So far, the Tigers have shored up their offense and their bullpen. These are both admirable tasks but back in 2006, when the Tigers made it all the way to the World Series, they did it predominately with pitching and defense. So far, the Tigers haven’t even touched their rotation unless you count the apparent subtraction of Jeremy Bonderman and there hasn’t been a peep out of the rumor mill that the Tigers might go after a starting pitcher. Not that the current crop (short of Cliff Lee) is top notch or anything. Still, let’s take a look at what the Tigers have then touch on how they might fill in the hole(s).
Justin Verlander and Max Scherzer I think are two locks. Verlander is the ace and Scherzer is the ace in waiting. If we can get a second half Scherzer for all of 2011 and the same out of Verlander that we’ve gotten the past two years, we definitely have a nice base. Of course after that, it gets pretty spotty.

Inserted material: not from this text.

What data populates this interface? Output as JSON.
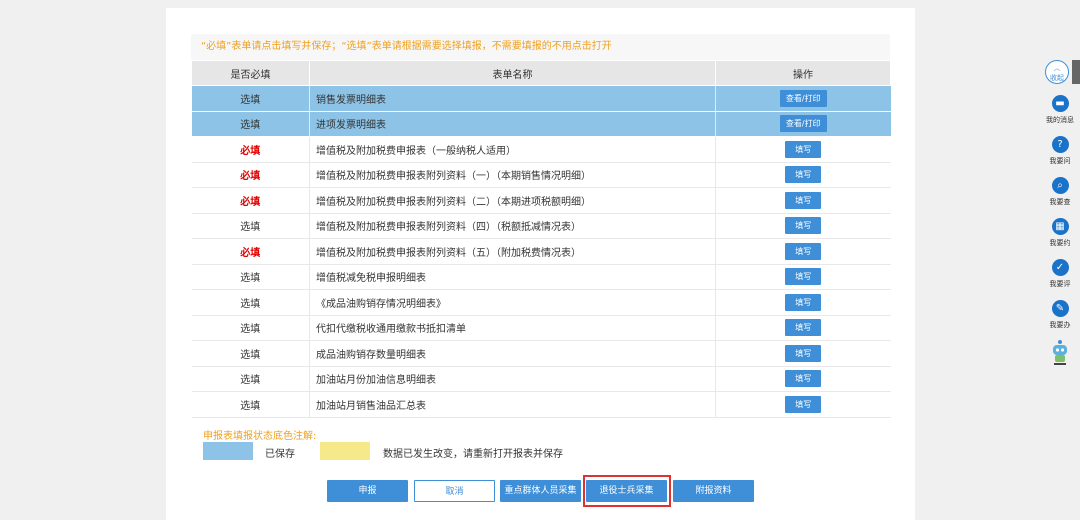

I like Rick Porcello but since he made his debut in 2009, he’s lived (2009) and died (2010) by the Tigers infield defense. At some point, if he’s going to make the turn to stardom, he’s going to have to get more strikeouts. Especially in 2011 because if Scott Sizemore sees the bulk of the time at second, the Tigers defense is going to be spotty. Still, Porcello had a much better second half so hopefully he’ll be able to carry that into 2011.
Armando Galarraga is also a safe bet for a rotation spot but he’s been even more inconsistent then Scherzer and Porcello. While Galarraga’s numbers look “okay” they’re also a little deceptive because he had just a .262 batting average on balls in play. If this goes up to a more average .300, we could see a repeat of 2009.
For now, the fifth starter appears to be Phil Coke. In 125 minor league games, Coke had 77 starts. Still, this move worries me a little. Coke’s 2010 platoon splits don’t bear much mentioning, but if you look at his career, there’s an .080 point OPS difference and he’s going to be facing a lot more right handed hitters when the opposition can stack their lineup. On top of that, he’s started just one game since he was brought up by the Yankees in 2008.
Of course one of the reasons Coke is being pushed into the rotation is there’s not a lot in the immediate pipeline. Andrew Oliver might get a look, but in his five starts he’s probably shown he needs another year of work. And after all of the guys we’ve mentioned (and Dontrelle Willis), no other Tiger had more then two starts in 2010. And there weren’t any lights out performances in Toledo and Erie and Jacob Turner is probably at least a year away.
Anyway, the rotation, like the one heading into 2009, worries me a little. There was a lot of criticism about Jeremy Bonderman’s performance in 2010 but his 171 innings he threw could be harder to replace then many people think.